*EXERCISE DETAILS*: Print each line below verbatim, skipping every picture.

[App and web page records]
Segment Open
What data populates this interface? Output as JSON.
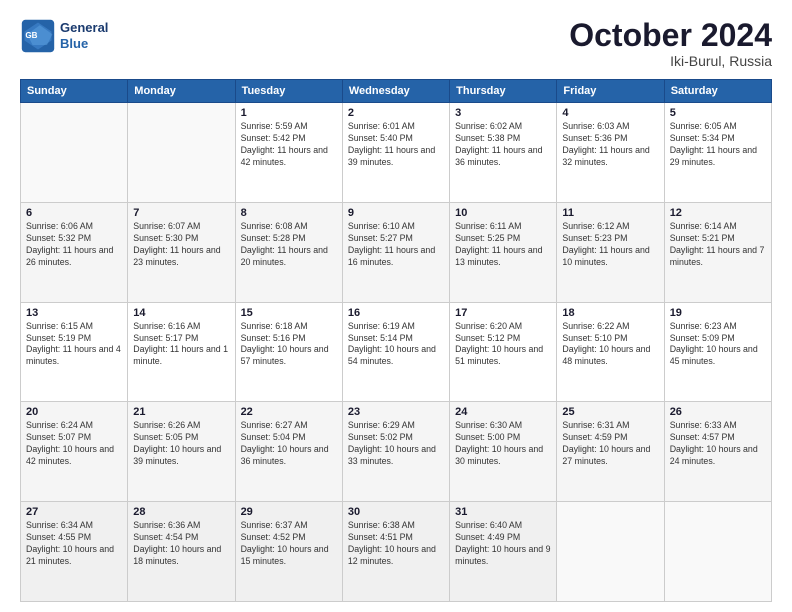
{
  "header": {
    "logo_line1": "General",
    "logo_line2": "Blue",
    "month": "October 2024",
    "location": "Iki-Burul, Russia"
  },
  "weekdays": [
    "Sunday",
    "Monday",
    "Tuesday",
    "Wednesday",
    "Thursday",
    "Friday",
    "Saturday"
  ],
  "weeks": [
    [
      {
        "day": "",
        "info": ""
      },
      {
        "day": "",
        "info": ""
      },
      {
        "day": "1",
        "info": "Sunrise: 5:59 AM\nSunset: 5:42 PM\nDaylight: 11 hours and 42 minutes."
      },
      {
        "day": "2",
        "info": "Sunrise: 6:01 AM\nSunset: 5:40 PM\nDaylight: 11 hours and 39 minutes."
      },
      {
        "day": "3",
        "info": "Sunrise: 6:02 AM\nSunset: 5:38 PM\nDaylight: 11 hours and 36 minutes."
      },
      {
        "day": "4",
        "info": "Sunrise: 6:03 AM\nSunset: 5:36 PM\nDaylight: 11 hours and 32 minutes."
      },
      {
        "day": "5",
        "info": "Sunrise: 6:05 AM\nSunset: 5:34 PM\nDaylight: 11 hours and 29 minutes."
      }
    ],
    [
      {
        "day": "6",
        "info": "Sunrise: 6:06 AM\nSunset: 5:32 PM\nDaylight: 11 hours and 26 minutes."
      },
      {
        "day": "7",
        "info": "Sunrise: 6:07 AM\nSunset: 5:30 PM\nDaylight: 11 hours and 23 minutes."
      },
      {
        "day": "8",
        "info": "Sunrise: 6:08 AM\nSunset: 5:28 PM\nDaylight: 11 hours and 20 minutes."
      },
      {
        "day": "9",
        "info": "Sunrise: 6:10 AM\nSunset: 5:27 PM\nDaylight: 11 hours and 16 minutes."
      },
      {
        "day": "10",
        "info": "Sunrise: 6:11 AM\nSunset: 5:25 PM\nDaylight: 11 hours and 13 minutes."
      },
      {
        "day": "11",
        "info": "Sunrise: 6:12 AM\nSunset: 5:23 PM\nDaylight: 11 hours and 10 minutes."
      },
      {
        "day": "12",
        "info": "Sunrise: 6:14 AM\nSunset: 5:21 PM\nDaylight: 11 hours and 7 minutes."
      }
    ],
    [
      {
        "day": "13",
        "info": "Sunrise: 6:15 AM\nSunset: 5:19 PM\nDaylight: 11 hours and 4 minutes."
      },
      {
        "day": "14",
        "info": "Sunrise: 6:16 AM\nSunset: 5:17 PM\nDaylight: 11 hours and 1 minute."
      },
      {
        "day": "15",
        "info": "Sunrise: 6:18 AM\nSunset: 5:16 PM\nDaylight: 10 hours and 57 minutes."
      },
      {
        "day": "16",
        "info": "Sunrise: 6:19 AM\nSunset: 5:14 PM\nDaylight: 10 hours and 54 minutes."
      },
      {
        "day": "17",
        "info": "Sunrise: 6:20 AM\nSunset: 5:12 PM\nDaylight: 10 hours and 51 minutes."
      },
      {
        "day": "18",
        "info": "Sunrise: 6:22 AM\nSunset: 5:10 PM\nDaylight: 10 hours and 48 minutes."
      },
      {
        "day": "19",
        "info": "Sunrise: 6:23 AM\nSunset: 5:09 PM\nDaylight: 10 hours and 45 minutes."
      }
    ],
    [
      {
        "day": "20",
        "info": "Sunrise: 6:24 AM\nSunset: 5:07 PM\nDaylight: 10 hours and 42 minutes."
      },
      {
        "day": "21",
        "info": "Sunrise: 6:26 AM\nSunset: 5:05 PM\nDaylight: 10 hours and 39 minutes."
      },
      {
        "day": "22",
        "info": "Sunrise: 6:27 AM\nSunset: 5:04 PM\nDaylight: 10 hours and 36 minutes."
      },
      {
        "day": "23",
        "info": "Sunrise: 6:29 AM\nSunset: 5:02 PM\nDaylight: 10 hours and 33 minutes."
      },
      {
        "day": "24",
        "info": "Sunrise: 6:30 AM\nSunset: 5:00 PM\nDaylight: 10 hours and 30 minutes."
      },
      {
        "day": "25",
        "info": "Sunrise: 6:31 AM\nSunset: 4:59 PM\nDaylight: 10 hours and 27 minutes."
      },
      {
        "day": "26",
        "info": "Sunrise: 6:33 AM\nSunset: 4:57 PM\nDaylight: 10 hours and 24 minutes."
      }
    ],
    [
      {
        "day": "27",
        "info": "Sunrise: 6:34 AM\nSunset: 4:55 PM\nDaylight: 10 hours and 21 minutes."
      },
      {
        "day": "28",
        "info": "Sunrise: 6:36 AM\nSunset: 4:54 PM\nDaylight: 10 hours and 18 minutes."
      },
      {
        "day": "29",
        "info": "Sunrise: 6:37 AM\nSunset: 4:52 PM\nDaylight: 10 hours and 15 minutes."
      },
      {
        "day": "30",
        "info": "Sunrise: 6:38 AM\nSunset: 4:51 PM\nDaylight: 10 hours and 12 minutes."
      },
      {
        "day": "31",
        "info": "Sunrise: 6:40 AM\nSunset: 4:49 PM\nDaylight: 10 hours and 9 minutes."
      },
      {
        "day": "",
        "info": ""
      },
      {
        "day": "",
        "info": ""
      }
    ]
  ]
}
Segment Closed
*RESULT*:
What data populates this interface? Output as JSON.
{
  "header": {
    "logo_line1": "General",
    "logo_line2": "Blue",
    "month": "October 2024",
    "location": "Iki-Burul, Russia"
  },
  "weekdays": [
    "Sunday",
    "Monday",
    "Tuesday",
    "Wednesday",
    "Thursday",
    "Friday",
    "Saturday"
  ],
  "weeks": [
    [
      {
        "day": "",
        "info": ""
      },
      {
        "day": "",
        "info": ""
      },
      {
        "day": "1",
        "info": "Sunrise: 5:59 AM\nSunset: 5:42 PM\nDaylight: 11 hours and 42 minutes."
      },
      {
        "day": "2",
        "info": "Sunrise: 6:01 AM\nSunset: 5:40 PM\nDaylight: 11 hours and 39 minutes."
      },
      {
        "day": "3",
        "info": "Sunrise: 6:02 AM\nSunset: 5:38 PM\nDaylight: 11 hours and 36 minutes."
      },
      {
        "day": "4",
        "info": "Sunrise: 6:03 AM\nSunset: 5:36 PM\nDaylight: 11 hours and 32 minutes."
      },
      {
        "day": "5",
        "info": "Sunrise: 6:05 AM\nSunset: 5:34 PM\nDaylight: 11 hours and 29 minutes."
      }
    ],
    [
      {
        "day": "6",
        "info": "Sunrise: 6:06 AM\nSunset: 5:32 PM\nDaylight: 11 hours and 26 minutes."
      },
      {
        "day": "7",
        "info": "Sunrise: 6:07 AM\nSunset: 5:30 PM\nDaylight: 11 hours and 23 minutes."
      },
      {
        "day": "8",
        "info": "Sunrise: 6:08 AM\nSunset: 5:28 PM\nDaylight: 11 hours and 20 minutes."
      },
      {
        "day": "9",
        "info": "Sunrise: 6:10 AM\nSunset: 5:27 PM\nDaylight: 11 hours and 16 minutes."
      },
      {
        "day": "10",
        "info": "Sunrise: 6:11 AM\nSunset: 5:25 PM\nDaylight: 11 hours and 13 minutes."
      },
      {
        "day": "11",
        "info": "Sunrise: 6:12 AM\nSunset: 5:23 PM\nDaylight: 11 hours and 10 minutes."
      },
      {
        "day": "12",
        "info": "Sunrise: 6:14 AM\nSunset: 5:21 PM\nDaylight: 11 hours and 7 minutes."
      }
    ],
    [
      {
        "day": "13",
        "info": "Sunrise: 6:15 AM\nSunset: 5:19 PM\nDaylight: 11 hours and 4 minutes."
      },
      {
        "day": "14",
        "info": "Sunrise: 6:16 AM\nSunset: 5:17 PM\nDaylight: 11 hours and 1 minute."
      },
      {
        "day": "15",
        "info": "Sunrise: 6:18 AM\nSunset: 5:16 PM\nDaylight: 10 hours and 57 minutes."
      },
      {
        "day": "16",
        "info": "Sunrise: 6:19 AM\nSunset: 5:14 PM\nDaylight: 10 hours and 54 minutes."
      },
      {
        "day": "17",
        "info": "Sunrise: 6:20 AM\nSunset: 5:12 PM\nDaylight: 10 hours and 51 minutes."
      },
      {
        "day": "18",
        "info": "Sunrise: 6:22 AM\nSunset: 5:10 PM\nDaylight: 10 hours and 48 minutes."
      },
      {
        "day": "19",
        "info": "Sunrise: 6:23 AM\nSunset: 5:09 PM\nDaylight: 10 hours and 45 minutes."
      }
    ],
    [
      {
        "day": "20",
        "info": "Sunrise: 6:24 AM\nSunset: 5:07 PM\nDaylight: 10 hours and 42 minutes."
      },
      {
        "day": "21",
        "info": "Sunrise: 6:26 AM\nSunset: 5:05 PM\nDaylight: 10 hours and 39 minutes."
      },
      {
        "day": "22",
        "info": "Sunrise: 6:27 AM\nSunset: 5:04 PM\nDaylight: 10 hours and 36 minutes."
      },
      {
        "day": "23",
        "info": "Sunrise: 6:29 AM\nSunset: 5:02 PM\nDaylight: 10 hours and 33 minutes."
      },
      {
        "day": "24",
        "info": "Sunrise: 6:30 AM\nSunset: 5:00 PM\nDaylight: 10 hours and 30 minutes."
      },
      {
        "day": "25",
        "info": "Sunrise: 6:31 AM\nSunset: 4:59 PM\nDaylight: 10 hours and 27 minutes."
      },
      {
        "day": "26",
        "info": "Sunrise: 6:33 AM\nSunset: 4:57 PM\nDaylight: 10 hours and 24 minutes."
      }
    ],
    [
      {
        "day": "27",
        "info": "Sunrise: 6:34 AM\nSunset: 4:55 PM\nDaylight: 10 hours and 21 minutes."
      },
      {
        "day": "28",
        "info": "Sunrise: 6:36 AM\nSunset: 4:54 PM\nDaylight: 10 hours and 18 minutes."
      },
      {
        "day": "29",
        "info": "Sunrise: 6:37 AM\nSunset: 4:52 PM\nDaylight: 10 hours and 15 minutes."
      },
      {
        "day": "30",
        "info": "Sunrise: 6:38 AM\nSunset: 4:51 PM\nDaylight: 10 hours and 12 minutes."
      },
      {
        "day": "31",
        "info": "Sunrise: 6:40 AM\nSunset: 4:49 PM\nDaylight: 10 hours and 9 minutes."
      },
      {
        "day": "",
        "info": ""
      },
      {
        "day": "",
        "info": ""
      }
    ]
  ]
}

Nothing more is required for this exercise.